You can read the Public Safety section of the California 2017-18 Budget Summary here. The section about repeal of driver’s license suspension is on page 35, and that text is also copied below.
“In the past, when the State Penalty Fund has faced shortfalls, the solution has often been to further increase fines and penalties. While this approach increases revenues generated by those who pay the amount owed, it places an undue burden on those who cannot afford to pay. This approach has led to an increasing amount of fines and penalties going uncollected. For example, in 2008‑09, uncollected debt was $5.5 billion and grew to $9.7 billion in 2015‑16, a 76% increase.

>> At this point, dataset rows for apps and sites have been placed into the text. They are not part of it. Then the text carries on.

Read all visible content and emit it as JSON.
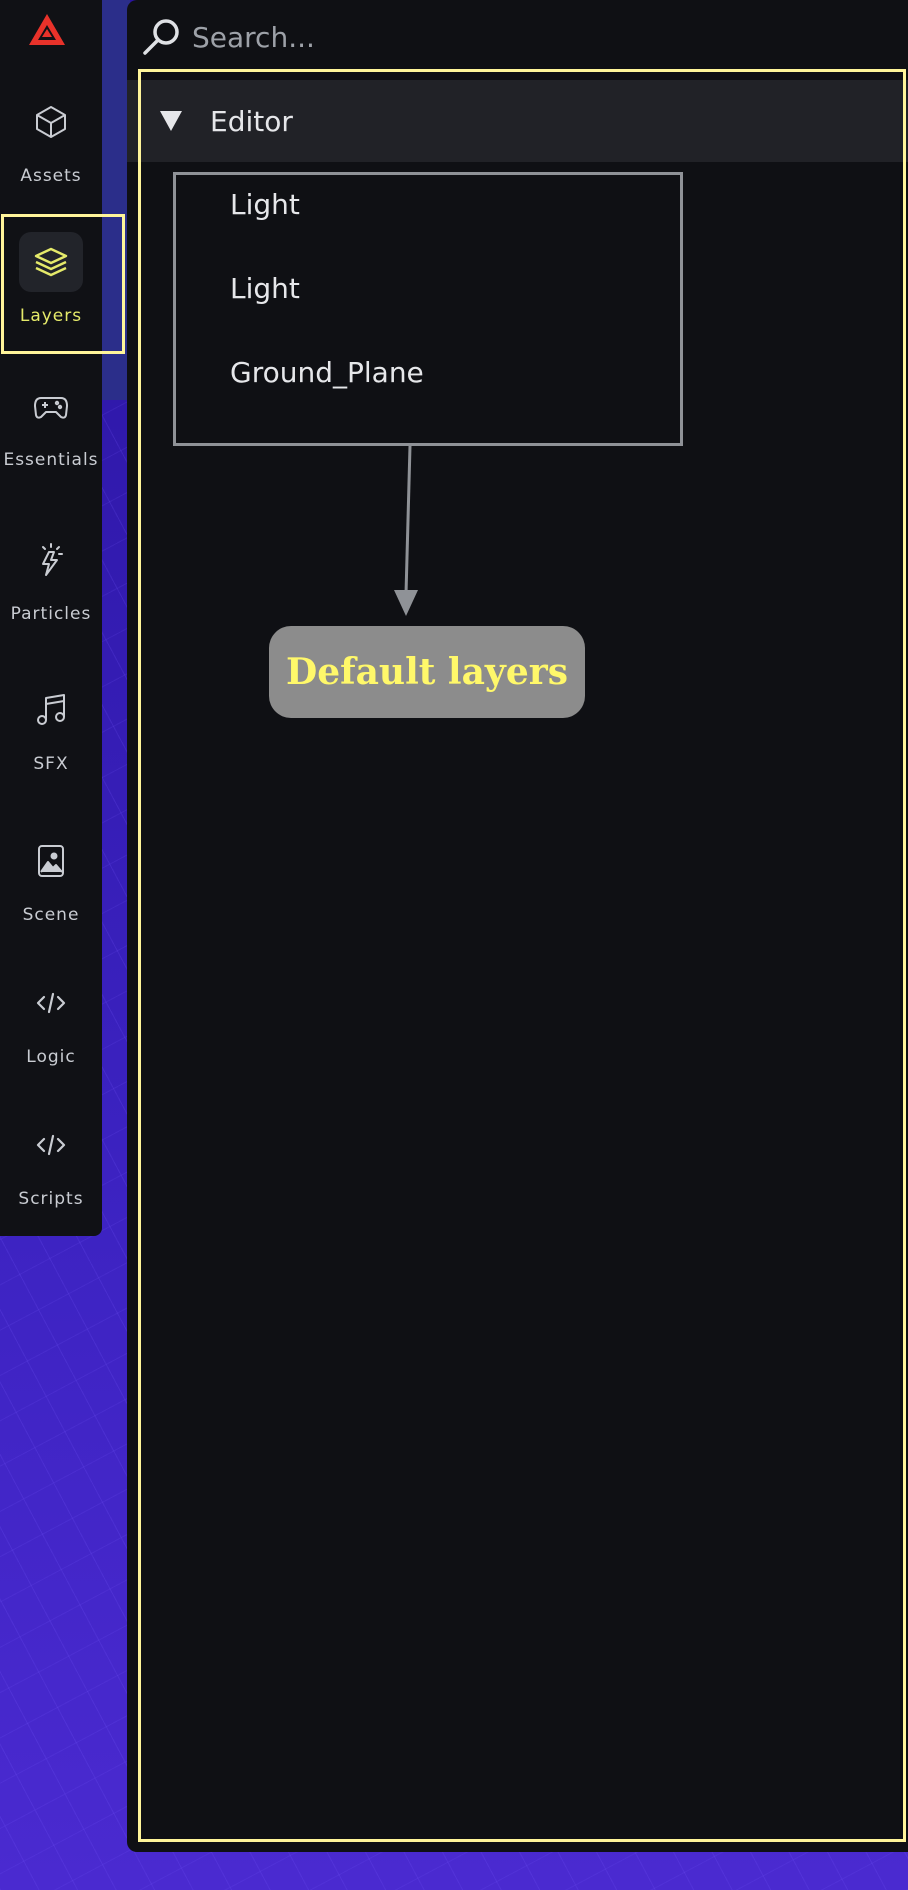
{
  "sidebar": {
    "logo_icon": "triangle-logo-icon",
    "items": [
      {
        "label": "Assets",
        "icon": "cube-icon"
      },
      {
        "label": "Layers",
        "icon": "layers-icon",
        "active": true
      },
      {
        "label": "Essentials",
        "icon": "gamepad-icon"
      },
      {
        "label": "Particles",
        "icon": "sparkle-bolt-icon"
      },
      {
        "label": "SFX",
        "icon": "music-note-icon"
      },
      {
        "label": "Scene",
        "icon": "image-icon"
      },
      {
        "label": "Logic",
        "icon": "code-icon"
      },
      {
        "label": "Scripts",
        "icon": "code-icon"
      }
    ]
  },
  "search": {
    "placeholder": "Search...",
    "value": ""
  },
  "layers_panel": {
    "section_title": "Editor",
    "items": [
      "Light",
      "Light",
      "Ground_Plane"
    ]
  },
  "annotation": {
    "callout_text": "Default layers"
  },
  "colors": {
    "accent": "#e5ea6a",
    "highlight": "#fff59a",
    "logo": "#e8322a",
    "panel": "#0f1014"
  }
}
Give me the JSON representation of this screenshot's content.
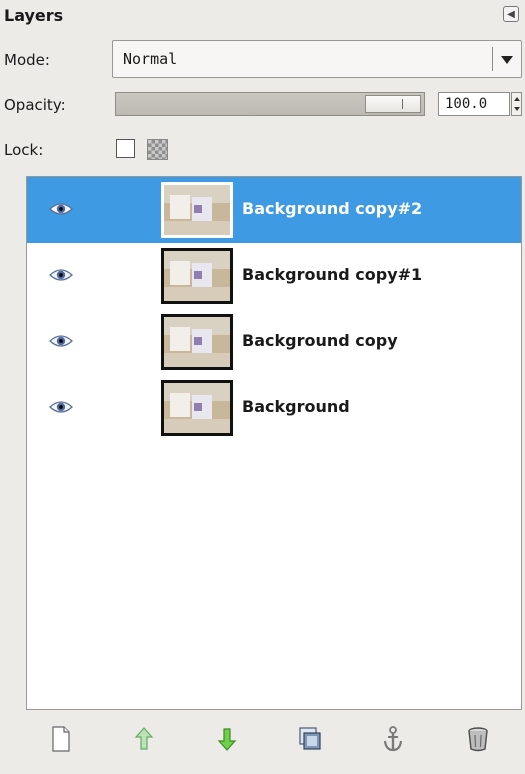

One of the collection methods that courts can use to collect outstanding debt is to suspend driver’s licenses for failure to pay. There does not appear to be a strong connection between suspending someone’s driver’s license and collecting their fine or penalty. Often, the primary consequence of a driver’s license suspension is the inability to legally drive to work or take one’s children to school. Therefore, the Budget proposes to eliminate the statutory provisions related to suspending driver’s licenses for failure to pay fines and penalties.”